- **What needs to be done**: A verbatim reprint of the records below is what this exercise asks for.

··· Information shown

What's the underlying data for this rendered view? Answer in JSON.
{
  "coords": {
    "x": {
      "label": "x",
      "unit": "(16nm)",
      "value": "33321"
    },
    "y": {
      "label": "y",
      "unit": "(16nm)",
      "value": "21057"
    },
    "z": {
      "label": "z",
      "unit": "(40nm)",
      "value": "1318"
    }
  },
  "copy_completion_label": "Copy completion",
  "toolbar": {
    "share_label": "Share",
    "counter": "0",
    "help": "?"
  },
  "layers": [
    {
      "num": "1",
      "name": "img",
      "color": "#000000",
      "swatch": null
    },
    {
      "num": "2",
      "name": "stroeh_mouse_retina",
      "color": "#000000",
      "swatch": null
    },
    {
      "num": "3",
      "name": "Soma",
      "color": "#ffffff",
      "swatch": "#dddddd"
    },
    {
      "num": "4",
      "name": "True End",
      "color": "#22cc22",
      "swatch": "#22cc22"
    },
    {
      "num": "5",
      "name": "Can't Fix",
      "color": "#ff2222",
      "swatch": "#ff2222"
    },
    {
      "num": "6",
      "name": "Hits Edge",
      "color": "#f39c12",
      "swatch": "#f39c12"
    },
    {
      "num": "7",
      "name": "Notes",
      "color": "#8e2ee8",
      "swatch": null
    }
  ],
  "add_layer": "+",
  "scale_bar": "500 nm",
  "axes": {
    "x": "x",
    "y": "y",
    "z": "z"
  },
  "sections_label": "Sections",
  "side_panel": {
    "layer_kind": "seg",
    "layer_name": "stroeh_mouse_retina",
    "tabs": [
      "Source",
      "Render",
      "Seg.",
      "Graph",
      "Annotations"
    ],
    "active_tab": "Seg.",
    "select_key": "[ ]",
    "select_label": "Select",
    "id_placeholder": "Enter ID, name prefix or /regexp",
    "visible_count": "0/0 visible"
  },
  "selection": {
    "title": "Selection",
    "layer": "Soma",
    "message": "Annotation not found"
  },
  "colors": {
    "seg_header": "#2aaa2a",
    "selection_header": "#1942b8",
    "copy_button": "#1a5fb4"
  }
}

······

- **Completed task**:
What's the underlying data for this rendered view? Answer in JSON.
{
  "coords": {
    "x": {
      "label": "x",
      "unit": "(16nm)",
      "value": "33321"
    },
    "y": {
      "label": "y",
      "unit": "(16nm)",
      "value": "21057"
    },
    "z": {
      "label": "z",
      "unit": "(40nm)",
      "value": "1318"
    }
  },
  "copy_completion_label": "Copy completion",
  "toolbar": {
    "share_label": "Share",
    "counter": "0",
    "help": "?"
  },
  "layers": [
    {
      "num": "1",
      "name": "img",
      "color": "#000000",
      "swatch": null
    },
    {
      "num": "2",
      "name": "stroeh_mouse_retina",
      "color": "#000000",
      "swatch": null
    },
    {
      "num": "3",
      "name": "Soma",
      "color": "#ffffff",
      "swatch": "#dddddd"
    },
    {
      "num": "4",
      "name": "True End",
      "color": "#22cc22",
      "swatch": "#22cc22"
    },
    {
      "num": "5",
      "name": "Can't Fix",
      "color": "#ff2222",
      "swatch": "#ff2222"
    },
    {
      "num": "6",
      "name": "Hits Edge",
      "color": "#f39c12",
      "swatch": "#f39c12"
    },
    {
      "num": "7",
      "name": "Notes",
      "color": "#8e2ee8",
      "swatch": null
    }
  ],
  "add_layer": "+",
  "scale_bar": "500 nm",
  "axes": {
    "x": "x",
    "y": "y",
    "z": "z"
  },
  "sections_label": "Sections",
  "side_panel": {
    "layer_kind": "seg",
    "layer_name": "stroeh_mouse_retina",
    "tabs": [
      "Source",
      "Render",
      "Seg.",
      "Graph",
      "Annotations"
    ],
    "active_tab": "Seg.",
    "select_key": "[ ]",
    "select_label": "Select",
    "id_placeholder": "Enter ID, name prefix or /regexp",
    "visible_count": "0/0 visible"
  },
  "selection": {
    "title": "Selection",
    "layer": "Soma",
    "message": "Annotation not found"
  },
  "colors": {
    "seg_header": "#2aaa2a",
    "selection_header": "#1942b8",
    "copy_button": "#1a5fb4"
  }
}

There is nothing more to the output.